Author Notes

Robert B. Edgerton is the author of more than twenty other books on a variety of sociological, anthropological, and historical topics, most recently Hidden Heroism (Westview 2001). He also teaches anthropology at the UCLA School of Medicine.

Reviews 2

Library Journal Review

The Crimean War, which began in 1853 and ended just five years before the American Civil War, is remembered today as the setting for Tennyson's poem "The Charge of the Light Brigade" and perhaps for the heroism of Florence Nightingale. Edgerton (anthropology & psychiatry, UCLA; Warriors of the Rising Sun, LJ 8/97) has chosen this conflict for an examination of the human experience of war. People of five different nationalitiesÄRussian, Turkish, French, British, and Sardinian (Northern Italian)Äparticipated in this conflict, and Edgerton examines the record of their experience to see if cultural conditioning influenced their perceptions of the war. In this richly anecdotal account, Edgerton presents an appalling picture of wretched generalship, criminal bureaucracies, and inadequate medical care. He concludes that the horrors of this war transcended any national cultural conditioning. This vivid account should be of interest to the general reader as well as to students and is recommended for public and academic libraries.ÄRobert J. Andrews, Duluth P.L., MN (c) Copyright 2010. Library Journals LLC, a wholly owned subsidiary of Media Source, Inc. No redistribution permitted.
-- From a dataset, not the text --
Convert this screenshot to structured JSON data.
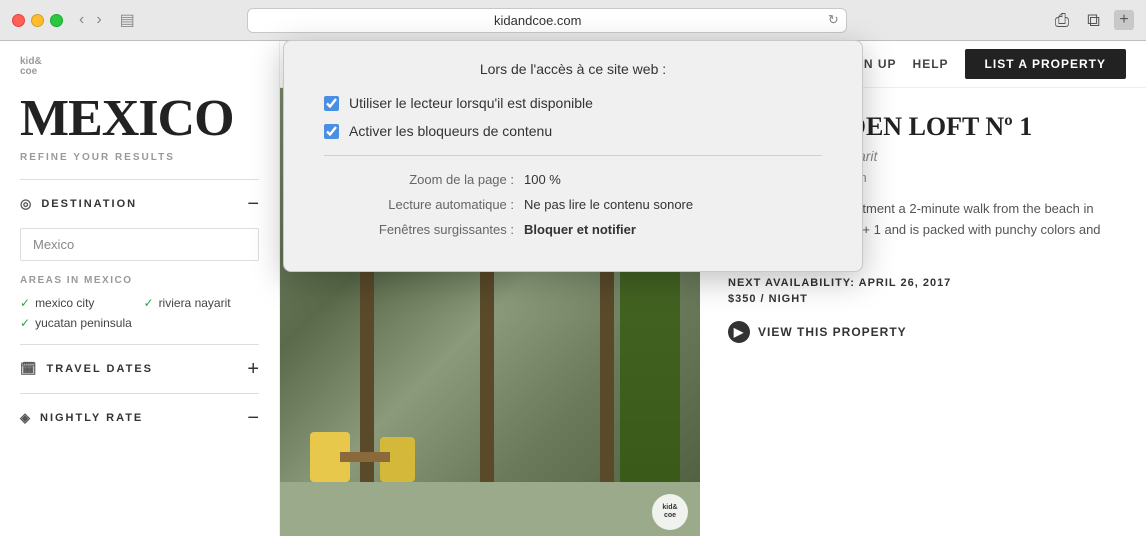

Choice Review

The Crimean War has long been fodder for those seeking to ridicule military incompetence, and justly so. In this work, Edgerton focuses on the inept leadership that characterized all of the armies of this conflict and its tragic consequences for those, both soldiers and civilians, who suffered under it. The author relates his story well, and those totally unfamiliar with the subject will find his book informative and interesting. The fact remains, however, that there is nothing new of substance here. Edgerton has relied completely on published sources, most of them secondary. Further, his limited understanding of the history of warfare leads him to perceive unique qualities in the Crimean War that are in fact common to many, if not most, wars. His observations--particularly his attempts to compare this war with the American Civil War, which occurred only a few years later--are for the most part trite or meaningless. His case is further weakened by notable gaffes, such as his claim that Sherman's army destroyed Charleston. In the end, this book does not go beyond anecdotal history at its most superficial. R. H. Larson; Lycoming College

Table of Contents

Acknowledgmentsp. ix
Introductionp. i
1 The Crimean Warp. 5
2 The Armiesp. 33
3 The Generalsp. 71
4 The """"Real"""" Warp. 101
5 They Also Servedp. 137
6 Pride and Prejudicep. 165
7 Soldiers in Battlep. 187
8 The Many Faces of Men at Warp. 215
Epiloguep. 245
Notesp. 253
Referencesp. 271
Indexp. 281